Under Texas’ New Restrictions, More Than 22,000 Women May Be Denied A Safe Abortion Next Year


Protests against HB 2 this summer drew thousands of people to the state capitol

Thanks to the stringent abortion restrictions that the Texas legislature enacted this summer, thousands of women in the Lone Star State will be unable to access reproductive care over the upcoming year, according to a new study from the University of Texas. Researchers estimated that decreased access to abortion clinics will result in about 22,286 Texas women left unable to legally terminate a pregnancy — which works out to be about one in every three women trying to get an abortion.

The research is part of the Texas Evaluation Project, a three-year study that seeks to investigate the implications of the mounting pile of state laws restricting abortion and slashing family planning funds. The results were submitted to federal court this week by a group of reproductive rights advocates who are hoping to block the newest law from taking effect.

Texas’ most recent attack on abortion rights — which inspired massive grassroots protests for weeks, and ultimately led to Sen. Wendy Davis’ (D) famous filibuster — requires providers to gain admitting privileges from local hospitals. That medically unnecessary policy has already been blocked in several other states.

UT sociology professor Joseph Potter, who led the new research project, explained to the court that many abortion clinics won’t be able to comply with the admitting privilege requirement. Potter and his fellow researchers estimate that more than one-third of the state’s clinics will be forced to close, while others will have to “severely” cut their services. Seven counties in Texas — Travis, Bexar, Harris, Dallas, El Paso, Jefferson and Nueces — will be left without a single abortion clinic at all.

Using recent state data, the researchers estimated that the closures will force significantly more women to drive more than 100 miles to access abortion services. In 2011, 2,440 women had to make a trip that was longer than 100 miles to get to a clinic. But under the new law, that number will rise to nearly 6,000 women.

Once it’s significantly harder to get to a clinic, that will “present an insurmountable obstacle to some Texas women seeking an abortion,” Potter writes. Previous research from the Texas Evaluation Project has confirmed that low-income women often can’t afford the time or money that it takes to travel to a clinic. Combined with the other barriers that economically disadvantaged women face, fewer clinics will ultimately result in fewer women being able to access safe and legal reproductive health care.

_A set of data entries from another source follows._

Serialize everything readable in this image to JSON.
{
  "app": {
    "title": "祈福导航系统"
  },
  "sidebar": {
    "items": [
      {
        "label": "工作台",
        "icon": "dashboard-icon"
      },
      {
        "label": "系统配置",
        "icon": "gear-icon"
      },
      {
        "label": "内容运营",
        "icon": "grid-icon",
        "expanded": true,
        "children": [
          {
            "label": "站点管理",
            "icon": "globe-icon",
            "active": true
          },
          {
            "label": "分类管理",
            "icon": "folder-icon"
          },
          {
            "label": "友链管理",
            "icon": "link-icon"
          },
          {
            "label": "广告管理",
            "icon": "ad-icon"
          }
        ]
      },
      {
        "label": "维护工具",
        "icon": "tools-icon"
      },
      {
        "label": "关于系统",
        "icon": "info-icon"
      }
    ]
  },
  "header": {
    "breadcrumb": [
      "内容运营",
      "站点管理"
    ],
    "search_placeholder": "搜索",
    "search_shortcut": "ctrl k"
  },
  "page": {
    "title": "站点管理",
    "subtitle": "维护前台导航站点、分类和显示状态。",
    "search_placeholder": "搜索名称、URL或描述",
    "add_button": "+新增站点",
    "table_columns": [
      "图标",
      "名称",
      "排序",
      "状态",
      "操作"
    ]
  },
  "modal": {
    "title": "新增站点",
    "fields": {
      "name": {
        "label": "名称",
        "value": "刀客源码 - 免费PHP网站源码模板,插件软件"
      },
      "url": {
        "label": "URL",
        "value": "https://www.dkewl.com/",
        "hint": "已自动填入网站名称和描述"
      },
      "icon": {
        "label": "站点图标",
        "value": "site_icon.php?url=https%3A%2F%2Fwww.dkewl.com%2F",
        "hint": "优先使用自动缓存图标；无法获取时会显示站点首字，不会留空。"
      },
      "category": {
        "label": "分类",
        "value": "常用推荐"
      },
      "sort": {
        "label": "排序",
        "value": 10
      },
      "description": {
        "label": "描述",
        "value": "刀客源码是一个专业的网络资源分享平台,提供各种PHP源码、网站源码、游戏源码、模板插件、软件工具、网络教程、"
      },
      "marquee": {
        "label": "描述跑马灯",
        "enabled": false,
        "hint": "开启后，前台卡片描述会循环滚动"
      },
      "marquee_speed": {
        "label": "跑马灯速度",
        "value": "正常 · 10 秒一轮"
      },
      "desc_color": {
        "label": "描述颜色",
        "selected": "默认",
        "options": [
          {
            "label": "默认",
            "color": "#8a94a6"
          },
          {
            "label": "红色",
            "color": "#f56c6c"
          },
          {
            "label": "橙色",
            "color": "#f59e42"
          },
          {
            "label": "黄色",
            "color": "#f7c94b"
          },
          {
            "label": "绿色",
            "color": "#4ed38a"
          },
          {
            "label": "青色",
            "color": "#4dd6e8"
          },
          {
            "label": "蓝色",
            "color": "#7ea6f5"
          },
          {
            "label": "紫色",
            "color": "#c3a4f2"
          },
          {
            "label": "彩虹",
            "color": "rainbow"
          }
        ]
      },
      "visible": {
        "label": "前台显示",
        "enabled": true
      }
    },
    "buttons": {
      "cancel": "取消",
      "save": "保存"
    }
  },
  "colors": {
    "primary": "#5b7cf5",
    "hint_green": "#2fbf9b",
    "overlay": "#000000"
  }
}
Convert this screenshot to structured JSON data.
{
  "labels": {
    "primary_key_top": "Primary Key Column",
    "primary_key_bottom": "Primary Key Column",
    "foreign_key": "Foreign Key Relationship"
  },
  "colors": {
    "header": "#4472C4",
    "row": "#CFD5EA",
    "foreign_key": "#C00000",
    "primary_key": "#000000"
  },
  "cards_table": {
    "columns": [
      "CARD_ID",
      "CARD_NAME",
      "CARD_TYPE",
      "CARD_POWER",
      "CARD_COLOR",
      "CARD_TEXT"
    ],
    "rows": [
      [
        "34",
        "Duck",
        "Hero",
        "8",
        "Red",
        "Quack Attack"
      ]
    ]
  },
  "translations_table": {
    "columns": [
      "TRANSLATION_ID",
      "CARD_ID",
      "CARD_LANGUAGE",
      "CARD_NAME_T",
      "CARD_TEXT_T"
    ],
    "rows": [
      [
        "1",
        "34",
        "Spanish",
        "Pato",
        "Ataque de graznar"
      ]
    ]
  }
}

Women’s health experts have been warning about the negative impacts of Texas’ new restrictions for months. In order to make a similar point about just how difficult it will be to access reproductive care in the Lone Star State, three women recently announced they’re producing a new video game that will challenge users to navigate Texas’ harsh new law and attempt to successfully get an abortion. Health providers in the state expect an increasing number of poor women to cross the border into Mexico to seek out illegal abortion care.